* **Prompt**:
Output each record exactly. Leave none out.

* **Study material**:
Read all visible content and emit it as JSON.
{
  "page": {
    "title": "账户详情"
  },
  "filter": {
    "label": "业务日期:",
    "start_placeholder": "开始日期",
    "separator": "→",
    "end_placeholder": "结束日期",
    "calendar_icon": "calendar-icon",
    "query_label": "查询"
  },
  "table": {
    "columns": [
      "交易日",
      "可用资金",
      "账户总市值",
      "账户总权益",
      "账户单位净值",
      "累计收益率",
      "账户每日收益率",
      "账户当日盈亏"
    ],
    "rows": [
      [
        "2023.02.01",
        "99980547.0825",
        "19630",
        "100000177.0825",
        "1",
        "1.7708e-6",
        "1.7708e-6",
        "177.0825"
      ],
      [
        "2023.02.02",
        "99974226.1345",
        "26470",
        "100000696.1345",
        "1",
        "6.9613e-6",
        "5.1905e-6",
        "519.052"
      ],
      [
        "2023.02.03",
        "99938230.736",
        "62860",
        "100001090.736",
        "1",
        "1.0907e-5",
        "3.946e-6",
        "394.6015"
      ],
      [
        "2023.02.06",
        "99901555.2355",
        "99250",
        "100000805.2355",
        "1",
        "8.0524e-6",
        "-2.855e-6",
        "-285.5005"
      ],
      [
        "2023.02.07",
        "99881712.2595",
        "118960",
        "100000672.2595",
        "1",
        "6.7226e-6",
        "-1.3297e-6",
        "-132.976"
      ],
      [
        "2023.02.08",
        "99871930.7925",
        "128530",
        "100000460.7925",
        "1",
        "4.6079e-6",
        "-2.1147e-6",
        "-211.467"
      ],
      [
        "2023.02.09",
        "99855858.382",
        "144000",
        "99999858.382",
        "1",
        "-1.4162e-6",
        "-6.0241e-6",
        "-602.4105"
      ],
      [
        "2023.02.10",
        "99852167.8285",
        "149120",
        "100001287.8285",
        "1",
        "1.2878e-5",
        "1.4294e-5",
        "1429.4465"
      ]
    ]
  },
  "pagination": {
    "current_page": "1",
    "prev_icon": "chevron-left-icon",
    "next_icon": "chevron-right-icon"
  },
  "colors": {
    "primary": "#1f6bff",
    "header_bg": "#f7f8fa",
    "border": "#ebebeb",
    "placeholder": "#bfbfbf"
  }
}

* **Exercise result**:
Read all visible content and emit it as JSON.
{
  "page": {
    "title": "账户详情"
  },
  "filter": {
    "label": "业务日期:",
    "start_placeholder": "开始日期",
    "separator": "→",
    "end_placeholder": "结束日期",
    "calendar_icon": "calendar-icon",
    "query_label": "查询"
  },
  "table": {
    "columns": [
      "交易日",
      "可用资金",
      "账户总市值",
      "账户总权益",
      "账户单位净值",
      "累计收益率",
      "账户每日收益率",
      "账户当日盈亏"
    ],
    "rows": [
      [
        "2023.02.01",
        "99980547.0825",
        "19630",
        "100000177.0825",
        "1",
        "1.7708e-6",
        "1.7708e-6",
        "177.0825"
      ],
      [
        "2023.02.02",
        "99974226.1345",
        "26470",
        "100000696.1345",
        "1",
        "6.9613e-6",
        "5.1905e-6",
        "519.052"
      ],
      [
        "2023.02.03",
        "99938230.736",
        "62860",
        "100001090.736",
        "1",
        "1.0907e-5",
        "3.946e-6",
        "394.6015"
      ],
      [
        "2023.02.06",
        "99901555.2355",
        "99250",
        "100000805.2355",
        "1",
        "8.0524e-6",
        "-2.855e-6",
        "-285.5005"
      ],
      [
        "2023.02.07",
        "99881712.2595",
        "118960",
        "100000672.2595",
        "1",
        "6.7226e-6",
        "-1.3297e-6",
        "-132.976"
      ],
      [
        "2023.02.08",
        "99871930.7925",
        "128530",
        "100000460.7925",
        "1",
        "4.6079e-6",
        "-2.1147e-6",
        "-211.467"
      ],
      [
        "2023.02.09",
        "99855858.382",
        "144000",
        "99999858.382",
        "1",
        "-1.4162e-6",
        "-6.0241e-6",
        "-602.4105"
      ],
      [
        "2023.02.10",
        "99852167.8285",
        "149120",
        "100001287.8285",
        "1",
        "1.2878e-5",
        "1.4294e-5",
        "1429.4465"
      ]
    ]
  },
  "pagination": {
    "current_page": "1",
    "prev_icon": "chevron-left-icon",
    "next_icon": "chevron-right-icon"
  },
  "colors": {
    "primary": "#1f6bff",
    "header_bg": "#f7f8fa",
    "border": "#ebebeb",
    "placeholder": "#bfbfbf"
  }
}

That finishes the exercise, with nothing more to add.